The Discipline of a Vision
When you think of a company like Apple or Tesla, you feel something.
Microsoft has lost a little of that touch, but back in the early days, they, too, had an association with innovation and change and progress. Gates looked 20 years ahead and then focused his way forward.
If you compare that to the average brand that you interact with, it’s a notable difference. And the difference isn’t just a nice slogan or great marketing, but it’s a vision that aligns with whatever the company’s behavior is.
When Steve Jobs would do his product launches, there was a sense that he wasn’t talking to the crowd at all. Whether or not you believe that Apple did think differently or if they were changing the world or not, you knew just by looking at him that at least he did.
He knew where he was going, and he was going to take Apple with him.
Today, if you look at many of Musk’s interviews or product launches, you see something similar. He’s not quite the public speaker that Jobs was, nor does he have that charm, but it’s similarly evident that when he talks about taking humanity to Mars that this is all a part of something far bigger.
The secret weapon here is strategic imagination, and it’s the second part of what makes people who really make a dent in the world who they are.
The Power of the Shaper Effect
Ray Dalio is the founder of Bridgewater Associates, the largest hedge fund in the world, and he’s in the process of finding a replacement for himself.
In his book Principles, he shares that he has spent the last few years analyzing what makes some people more effective than others at getting large-scale results while leading big companies.
Most people that take over after revolutionary founders like Jobs or Gates generally don’t do as well, and in order to avoid a similar fate for his own company, he wanted to better understand what differentiates these people.

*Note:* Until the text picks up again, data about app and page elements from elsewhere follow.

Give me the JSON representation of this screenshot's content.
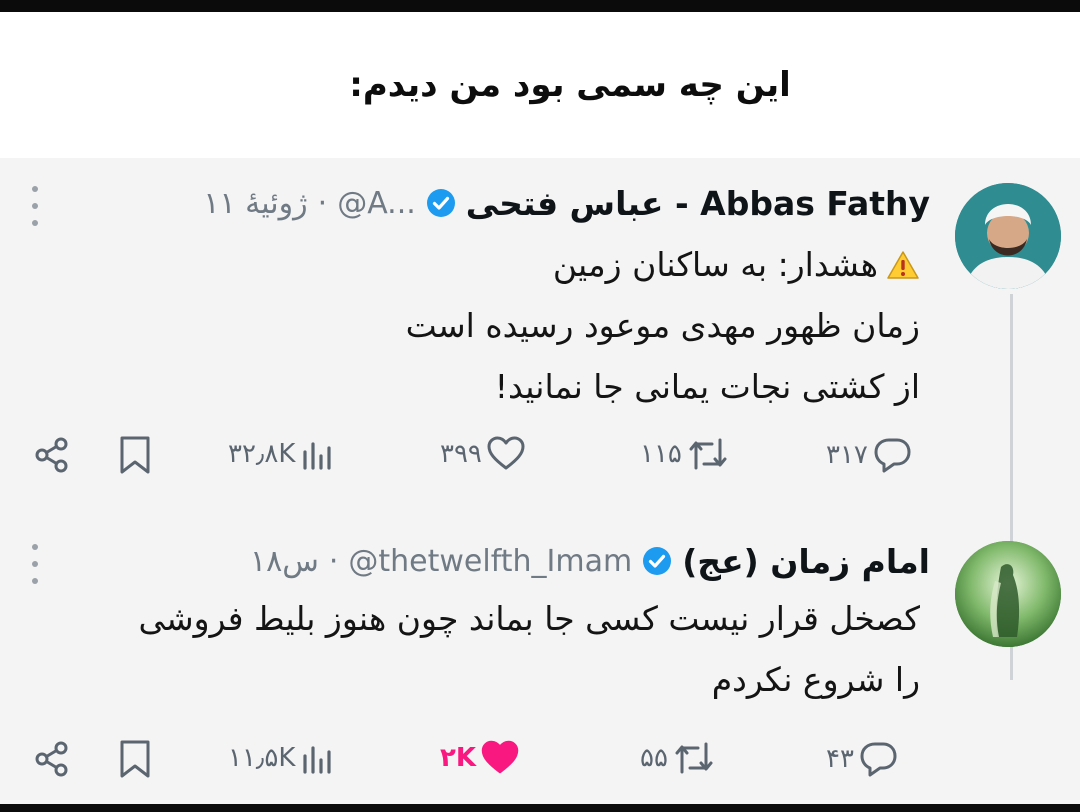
{
  "caption": "این چه سمی بود من دیدم:",
  "colors": {
    "verified": "#1d9bf0",
    "liked": "#f91880",
    "muted": "#5b6570",
    "background": "#f4f4f4"
  },
  "posts": [
    {
      "name": "عباس فتحی - Abbas Fathy",
      "handle": "@A...",
      "meta": "۱۱ ژوئیهٔ",
      "separator": "·",
      "warning_icon": "warning-icon",
      "warning_text": "هشدار: به ساکنان زمین",
      "lines": [
        "زمان ظهور مهدی موعود رسیده است",
        "از کشتی نجات یمانی جا نمانید!"
      ],
      "actions": {
        "replies": "۳۱۷",
        "retweets": "۱۱۵",
        "likes": "۳۹۹",
        "views": "۳۲٫۸K"
      },
      "liked": false
    },
    {
      "name": "امام زمان (عج)",
      "handle": "@thetwelfth_Imam",
      "meta": "۱۸س",
      "separator": "·",
      "lines": [
        "کصخل قرار نیست کسی جا بماند چون هنوز بلیط فروشی",
        "را شروع نکردم"
      ],
      "actions": {
        "replies": "۴۳",
        "retweets": "۵۵",
        "likes": "۲K",
        "views": "۱۱٫۵K"
      },
      "liked": true
    }
  ]
}
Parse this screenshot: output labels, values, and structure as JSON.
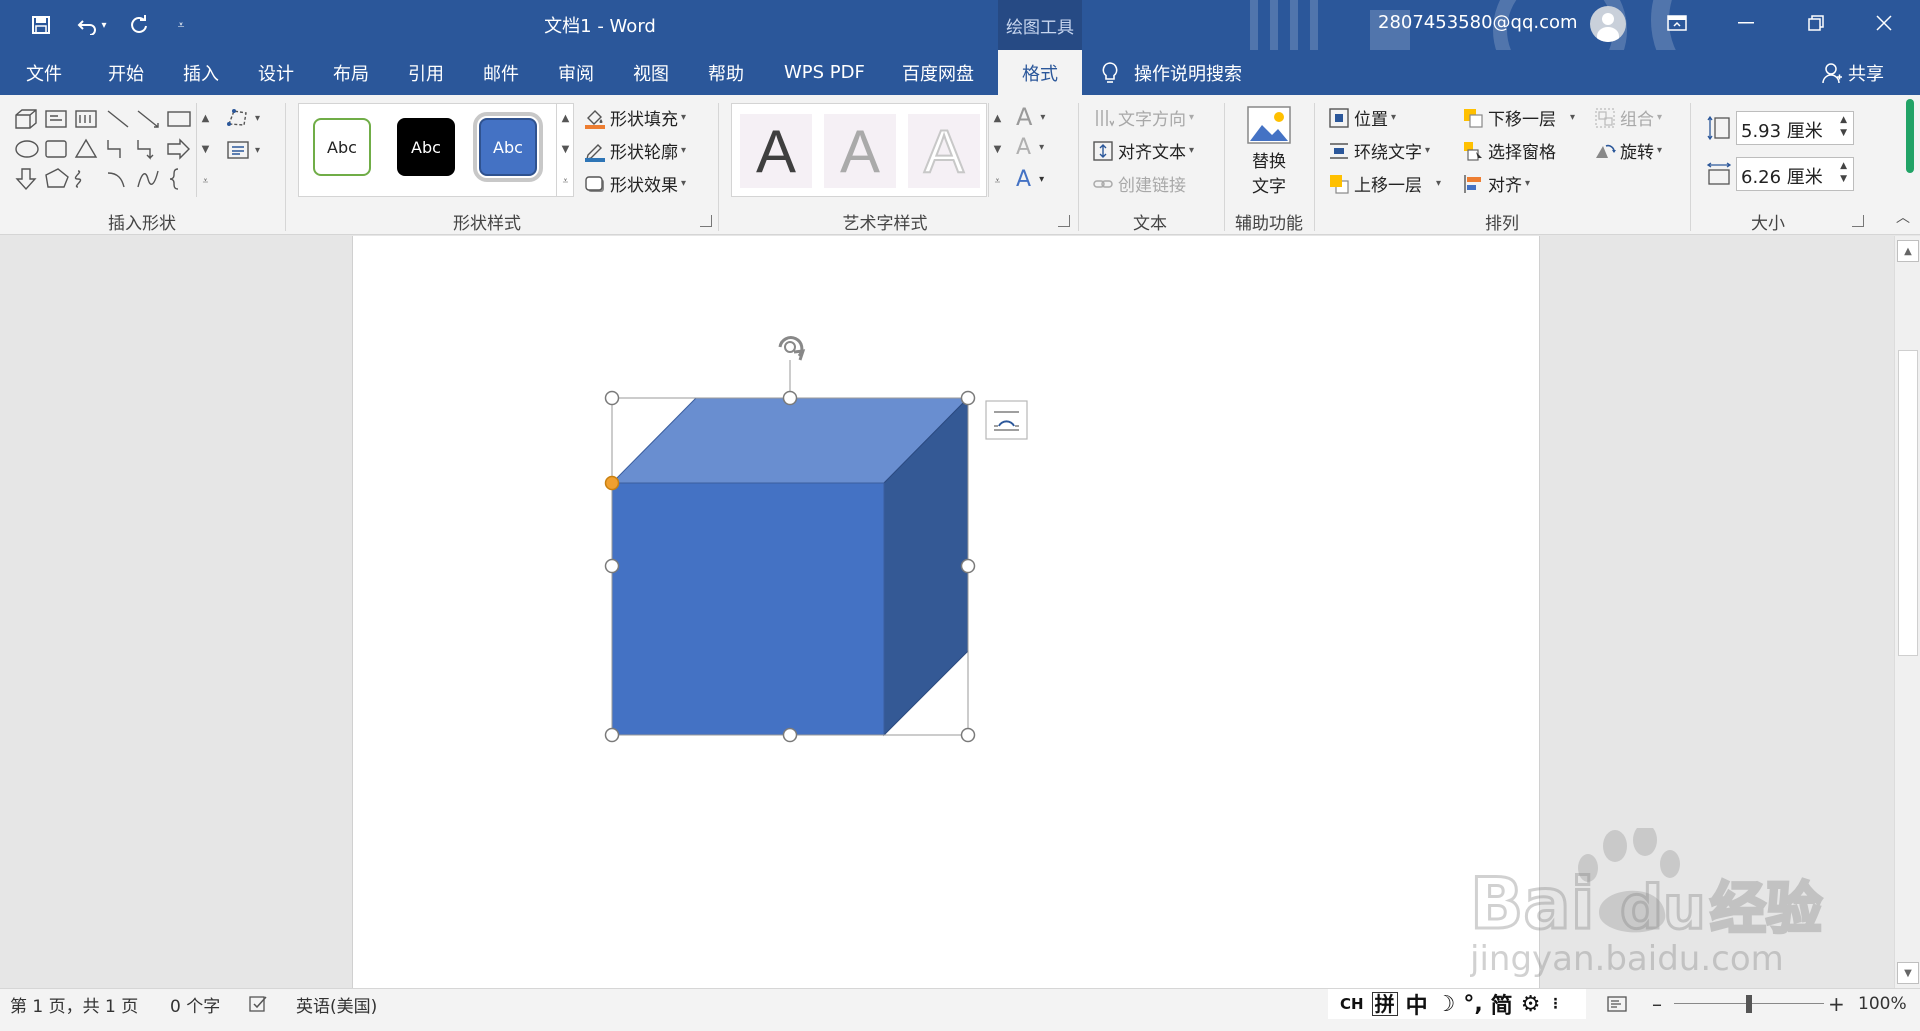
{
  "window": {
    "title": "文档1  -  Word",
    "context_tab_label": "绘图工具",
    "account": "2807453580@qq.com"
  },
  "quick_access": {
    "icons": [
      "save-icon",
      "undo-icon",
      "redo-icon",
      "customize-icon"
    ]
  },
  "tabs": [
    {
      "label": "文件"
    },
    {
      "label": "开始"
    },
    {
      "label": "插入"
    },
    {
      "label": "设计"
    },
    {
      "label": "布局"
    },
    {
      "label": "引用"
    },
    {
      "label": "邮件"
    },
    {
      "label": "审阅"
    },
    {
      "label": "视图"
    },
    {
      "label": "帮助"
    },
    {
      "label": "WPS PDF"
    },
    {
      "label": "百度网盘"
    },
    {
      "label": "格式",
      "active": true
    }
  ],
  "tell_me": "操作说明搜索",
  "share": "共享",
  "ribbon": {
    "groups": {
      "insert_shapes": "插入形状",
      "shape_styles": "形状样式",
      "wordart_styles": "艺术字样式",
      "text": "文本",
      "accessibility": "辅助功能",
      "arrange": "排列",
      "size": "大小"
    },
    "style_swatches": [
      "Abc",
      "Abc",
      "Abc"
    ],
    "shape_fill": "形状填充",
    "shape_outline": "形状轮廓",
    "shape_effects": "形状效果",
    "wordart_letter": "A",
    "text_direction": "文字方向",
    "align_text": "对齐文本",
    "create_link": "创建链接",
    "alt_text_line1": "替换",
    "alt_text_line2": "文字",
    "position": "位置",
    "wrap_text": "环绕文字",
    "bring_forward": "上移一层",
    "send_backward": "下移一层",
    "selection_pane": "选择窗格",
    "align": "对齐",
    "group": "组合",
    "rotate": "旋转",
    "height": "5.93 厘米",
    "width": "6.26 厘米"
  },
  "status": {
    "page": "第 1 页，共 1 页",
    "words": "0 个字",
    "language": "英语(美国)",
    "ime": [
      "CH",
      "拼",
      "中",
      "简"
    ],
    "zoom": "100%",
    "zoom_level": 1.0
  },
  "colors": {
    "word_blue": "#2b579a",
    "cube_front": "#4472c4",
    "cube_top": "#698ed0",
    "cube_side": "#345995"
  }
}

Over the years, with the help of leading researchers, Dalio has developed testing tools to improve his understanding of who he hires and what their strengths and weaknesses are.
A couple of years ago, he called up both Gates and Musk, among other people who have achieved unique success, to take part in a few of these tests.
Like himself, he found that most of these people can be characterized as shapers, and the identifier of a shaper is that they are both tactically and strategically astute in their decisions.
In other words, while most people have a strength in one or the other, shapers are just as effective when it comes to the lower-level implementation stuff that has to do with seemingly trivial details as they are with outlining a realistic, but powerful, higher-level vision to guide them throughout the process.
Effective achievement is best harnessed by finding harmony in opposites.
What Does This Mean?
What this doesn’t mean is that you can only succeed if you’re a shaper.
Depending on what you do and how your daily responsibilities play out, the chances are that you have a natural and refined strength in one over the other.
If you’re working for a non-profit directly serving the people you’re helping, you’re likely more tactically astute and are more heavily focused on getting the smaller day to day things right.
On the other hand, if you’re a higher-level executive at a bank, you’re hired primarily to guide the strategy and the vision over the course of years and decades in order to ensure that you’re moving in the right direction.
That said, in both of those hypothetical positions, it’s still worth picking up exposure to the other side. As in the case of Musk, Jobs, and Gates, the effect of being a shaper isn’t just additive. It grows by an order of magnitude.
When you combine both of these with each other, you see things that few others do. When you can pull from opposite ends, you’re able to get subtle things that are otherwise invisible right from the start.
Being a shaper gives you a wider lens through which to see the world.
The result? You accomplish things most people don’t even dream about.